■ **Task statement**
All records that follow are to be copied exactly, with images omitted.
BEGIN Provided entries
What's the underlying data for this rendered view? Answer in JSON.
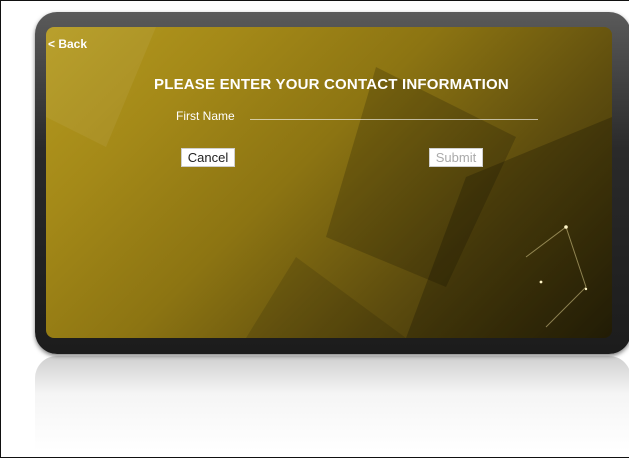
{
  "back": {
    "label": "< Back"
  },
  "form": {
    "title": "PLEASE ENTER YOUR CONTACT INFORMATION",
    "first_name": {
      "label": "First Name",
      "value": "",
      "placeholder": ""
    },
    "cancel_label": "Cancel",
    "submit_label": "Submit"
  },
  "colors": {
    "screen_gold": "#a48918",
    "screen_dark": "#2b2407",
    "bezel": "#2a2a2a",
    "text": "#ffffff",
    "submit_disabled_text": "#aaaaaa"
  }
}
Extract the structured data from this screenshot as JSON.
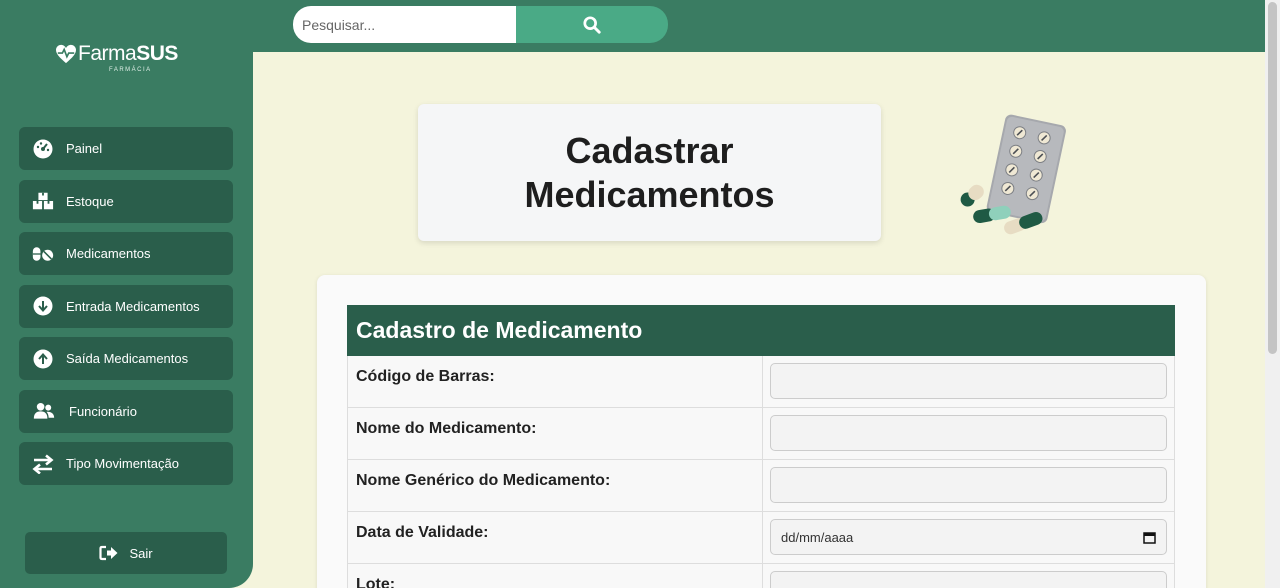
{
  "search": {
    "placeholder": "Pesquisar..."
  },
  "logo": {
    "brand_light": "Farma",
    "brand_bold": "SUS",
    "sub": "FARMÁCIA"
  },
  "sidebar": {
    "items": [
      {
        "label": "Painel",
        "icon": "dashboard-icon"
      },
      {
        "label": "Estoque",
        "icon": "boxes-icon"
      },
      {
        "label": "Medicamentos",
        "icon": "pills-icon"
      },
      {
        "label": "Entrada Medicamentos",
        "icon": "arrow-down-circle-icon"
      },
      {
        "label": "Saída Medicamentos",
        "icon": "arrow-up-circle-icon"
      },
      {
        "label": "Funcionário",
        "icon": "users-icon"
      },
      {
        "label": "Tipo Movimentação",
        "icon": "swap-arrows-icon"
      }
    ],
    "logout": "Sair"
  },
  "page": {
    "title": "Cadastrar Medicamentos"
  },
  "form": {
    "heading": "Cadastro de Medicamento",
    "rows": [
      {
        "label": "Código de Barras:",
        "value": ""
      },
      {
        "label": "Nome do Medicamento:",
        "value": ""
      },
      {
        "label": "Nome Genérico do Medicamento:",
        "value": ""
      },
      {
        "label": "Data de Validade:",
        "value": "dd/mm/aaaa"
      },
      {
        "label": "Lote:",
        "value": ""
      }
    ]
  },
  "colors": {
    "primary": "#3a7c62",
    "dark": "#2a5e4b",
    "accent": "#4aaa86",
    "background": "#f4f4dc"
  }
}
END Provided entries
■ **Output**
What's the underlying data for this rendered view? Answer in JSON.
{
  "back": {
    "label": "< Back"
  },
  "form": {
    "title": "PLEASE ENTER YOUR CONTACT INFORMATION",
    "first_name": {
      "label": "First Name",
      "value": "",
      "placeholder": ""
    },
    "cancel_label": "Cancel",
    "submit_label": "Submit"
  },
  "colors": {
    "screen_gold": "#a48918",
    "screen_dark": "#2b2407",
    "bezel": "#2a2a2a",
    "text": "#ffffff",
    "submit_disabled_text": "#aaaaaa"
  }
}
Extract the structured data from this screenshot as JSON.
{
  "search": {
    "placeholder": "Pesquisar..."
  },
  "logo": {
    "brand_light": "Farma",
    "brand_bold": "SUS",
    "sub": "FARMÁCIA"
  },
  "sidebar": {
    "items": [
      {
        "label": "Painel",
        "icon": "dashboard-icon"
      },
      {
        "label": "Estoque",
        "icon": "boxes-icon"
      },
      {
        "label": "Medicamentos",
        "icon": "pills-icon"
      },
      {
        "label": "Entrada Medicamentos",
        "icon": "arrow-down-circle-icon"
      },
      {
        "label": "Saída Medicamentos",
        "icon": "arrow-up-circle-icon"
      },
      {
        "label": "Funcionário",
        "icon": "users-icon"
      },
      {
        "label": "Tipo Movimentação",
        "icon": "swap-arrows-icon"
      }
    ],
    "logout": "Sair"
  },
  "page": {
    "title": "Cadastrar Medicamentos"
  },
  "form": {
    "heading": "Cadastro de Medicamento",
    "rows": [
      {
        "label": "Código de Barras:",
        "value": ""
      },
      {
        "label": "Nome do Medicamento:",
        "value": ""
      },
      {
        "label": "Nome Genérico do Medicamento:",
        "value": ""
      },
      {
        "label": "Data de Validade:",
        "value": "dd/mm/aaaa"
      },
      {
        "label": "Lote:",
        "value": ""
      }
    ]
  },
  "colors": {
    "primary": "#3a7c62",
    "dark": "#2a5e4b",
    "accent": "#4aaa86",
    "background": "#f4f4dc"
  }
}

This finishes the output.